Entries from a dataset of interfaces
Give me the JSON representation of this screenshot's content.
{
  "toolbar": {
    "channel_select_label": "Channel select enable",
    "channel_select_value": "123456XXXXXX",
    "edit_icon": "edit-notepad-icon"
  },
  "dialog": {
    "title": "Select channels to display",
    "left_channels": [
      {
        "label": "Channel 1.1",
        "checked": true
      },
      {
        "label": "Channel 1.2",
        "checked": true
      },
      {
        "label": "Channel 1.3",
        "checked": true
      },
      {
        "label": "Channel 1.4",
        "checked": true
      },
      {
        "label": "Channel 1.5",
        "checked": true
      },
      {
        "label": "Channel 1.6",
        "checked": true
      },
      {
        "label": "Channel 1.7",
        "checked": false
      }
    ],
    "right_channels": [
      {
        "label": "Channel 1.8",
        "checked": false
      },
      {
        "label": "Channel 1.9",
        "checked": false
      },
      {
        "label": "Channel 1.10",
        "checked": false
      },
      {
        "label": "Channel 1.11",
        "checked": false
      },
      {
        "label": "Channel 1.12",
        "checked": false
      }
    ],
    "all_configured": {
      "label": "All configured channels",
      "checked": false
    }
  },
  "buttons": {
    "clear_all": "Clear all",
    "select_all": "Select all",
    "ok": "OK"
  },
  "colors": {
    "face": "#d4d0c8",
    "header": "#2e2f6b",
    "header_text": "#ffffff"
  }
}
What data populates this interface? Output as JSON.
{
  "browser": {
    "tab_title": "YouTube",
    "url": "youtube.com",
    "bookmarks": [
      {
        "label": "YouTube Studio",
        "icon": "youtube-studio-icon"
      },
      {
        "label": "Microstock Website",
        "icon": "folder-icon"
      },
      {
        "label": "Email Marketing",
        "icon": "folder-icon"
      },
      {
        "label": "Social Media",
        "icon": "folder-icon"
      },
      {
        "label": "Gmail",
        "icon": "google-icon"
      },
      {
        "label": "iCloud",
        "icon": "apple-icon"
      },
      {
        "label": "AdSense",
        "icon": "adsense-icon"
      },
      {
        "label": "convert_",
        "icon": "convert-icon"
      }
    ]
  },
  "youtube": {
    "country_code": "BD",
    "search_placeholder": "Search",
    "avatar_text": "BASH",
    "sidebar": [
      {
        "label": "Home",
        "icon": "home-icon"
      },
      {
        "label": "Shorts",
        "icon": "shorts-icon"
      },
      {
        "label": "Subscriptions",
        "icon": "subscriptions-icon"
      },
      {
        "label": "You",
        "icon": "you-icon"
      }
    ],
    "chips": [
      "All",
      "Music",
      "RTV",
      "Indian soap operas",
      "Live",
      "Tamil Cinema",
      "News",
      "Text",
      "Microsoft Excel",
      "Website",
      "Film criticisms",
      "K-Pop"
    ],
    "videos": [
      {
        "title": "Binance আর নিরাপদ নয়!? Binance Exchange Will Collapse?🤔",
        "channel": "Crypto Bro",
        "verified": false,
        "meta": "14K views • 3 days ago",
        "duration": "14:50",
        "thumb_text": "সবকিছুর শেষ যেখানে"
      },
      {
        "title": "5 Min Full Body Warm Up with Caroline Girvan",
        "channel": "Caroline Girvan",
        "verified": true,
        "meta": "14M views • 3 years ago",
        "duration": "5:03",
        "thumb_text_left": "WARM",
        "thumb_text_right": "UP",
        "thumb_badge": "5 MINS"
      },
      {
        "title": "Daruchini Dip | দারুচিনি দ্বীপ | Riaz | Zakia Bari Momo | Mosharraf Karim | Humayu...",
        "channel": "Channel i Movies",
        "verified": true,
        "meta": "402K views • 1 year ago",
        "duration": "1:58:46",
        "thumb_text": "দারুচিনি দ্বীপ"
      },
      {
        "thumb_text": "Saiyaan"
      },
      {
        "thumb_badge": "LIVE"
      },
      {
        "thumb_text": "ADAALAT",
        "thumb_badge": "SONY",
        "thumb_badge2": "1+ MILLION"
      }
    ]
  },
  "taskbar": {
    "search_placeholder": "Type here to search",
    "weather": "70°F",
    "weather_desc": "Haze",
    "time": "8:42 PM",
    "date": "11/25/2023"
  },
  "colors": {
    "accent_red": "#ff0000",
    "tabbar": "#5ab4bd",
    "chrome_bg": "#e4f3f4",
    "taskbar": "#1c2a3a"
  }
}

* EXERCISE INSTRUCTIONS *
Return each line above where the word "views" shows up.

* SOLUTION BELOW *
        "meta": "14K views • 3 days ago",
        "meta": "14M views • 3 years ago",
        "meta": "402K views • 1 year ago",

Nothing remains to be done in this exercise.